Magnetic current brakes that comprise permanent magnets fitted in the seats generating powerful Foucault currents in the metallic frame of the tower provide fault-free guaranteed braking, independent of the power supply, bringing the ride to a safe slow speed with hydraulic shock absorbers providing the final soft stop at the base.
This, Control Techniques said, makes the ride a ’zero-risk’ attraction.
The Dalton Terror was originally installed in the park in 1998 and featured the previous Classic Unidrives to haul the seats to the top of the tower.
Compagnie des Alpes has been investing heavily in the upgrading of many of the rides, with the accent heavily on safety.
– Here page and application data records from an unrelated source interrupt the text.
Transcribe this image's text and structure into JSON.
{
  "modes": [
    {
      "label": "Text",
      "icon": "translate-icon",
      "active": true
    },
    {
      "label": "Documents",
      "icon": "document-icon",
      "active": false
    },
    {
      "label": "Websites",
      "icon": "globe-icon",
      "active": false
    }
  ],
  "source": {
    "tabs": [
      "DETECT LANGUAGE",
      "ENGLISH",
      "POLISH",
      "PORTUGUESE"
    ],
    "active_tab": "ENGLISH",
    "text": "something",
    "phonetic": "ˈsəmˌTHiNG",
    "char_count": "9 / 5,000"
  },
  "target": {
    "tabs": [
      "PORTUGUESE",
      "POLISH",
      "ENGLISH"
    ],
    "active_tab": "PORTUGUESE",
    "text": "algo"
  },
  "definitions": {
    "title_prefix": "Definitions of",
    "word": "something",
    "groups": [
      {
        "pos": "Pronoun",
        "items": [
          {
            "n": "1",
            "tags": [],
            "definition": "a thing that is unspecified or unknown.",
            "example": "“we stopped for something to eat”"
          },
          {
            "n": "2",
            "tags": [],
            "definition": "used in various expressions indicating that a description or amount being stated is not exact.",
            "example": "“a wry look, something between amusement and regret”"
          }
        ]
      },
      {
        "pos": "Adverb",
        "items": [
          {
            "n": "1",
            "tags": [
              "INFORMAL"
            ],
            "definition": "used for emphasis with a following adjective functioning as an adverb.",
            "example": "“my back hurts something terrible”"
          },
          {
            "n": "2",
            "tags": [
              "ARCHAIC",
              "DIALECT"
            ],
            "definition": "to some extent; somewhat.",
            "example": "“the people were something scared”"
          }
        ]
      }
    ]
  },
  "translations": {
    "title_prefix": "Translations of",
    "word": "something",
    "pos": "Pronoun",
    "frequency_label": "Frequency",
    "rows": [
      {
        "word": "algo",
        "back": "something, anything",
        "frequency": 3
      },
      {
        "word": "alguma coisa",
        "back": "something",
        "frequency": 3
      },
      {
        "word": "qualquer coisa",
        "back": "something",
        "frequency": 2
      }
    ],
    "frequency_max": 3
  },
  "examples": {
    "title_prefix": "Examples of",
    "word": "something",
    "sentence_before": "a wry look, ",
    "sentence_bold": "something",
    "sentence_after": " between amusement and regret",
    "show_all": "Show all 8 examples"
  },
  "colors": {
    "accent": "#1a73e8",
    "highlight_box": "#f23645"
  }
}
When it decided to refurbish the Dalton Terror, the precise movement of speed profile of the previous Control Techniques drives was a key factor in the selection of the latest-generation of AC drives and five heavy-duty 75kW Unidrive SPs, operating in closed-loop flux vector mode, were fitted as part of the total renewal of the control panels.
Signals from encoders fitted to each of the Leroy Somer LSMV motors feed back to the drives and, using SM Universal Encoder Plus option modules, are re-transmitted to the PLCs that control the safety of the whole process.
Great news from our home state of North Carolina – the manufacturing company Oiles America is expanding their facility outside of Charlotte and increasing production capacity by 75%. From an article in the Charlotte Observer:
The project was completed to help increase manufacturing capacity and enable the company to expand its product line. Included in the expansion are increased research and development facilities, and renovations to existing office and warehouse spaces.
The project also will incorporate energy efficiency technology and occupancy sensors, and it has the potential to use solar energy in the future.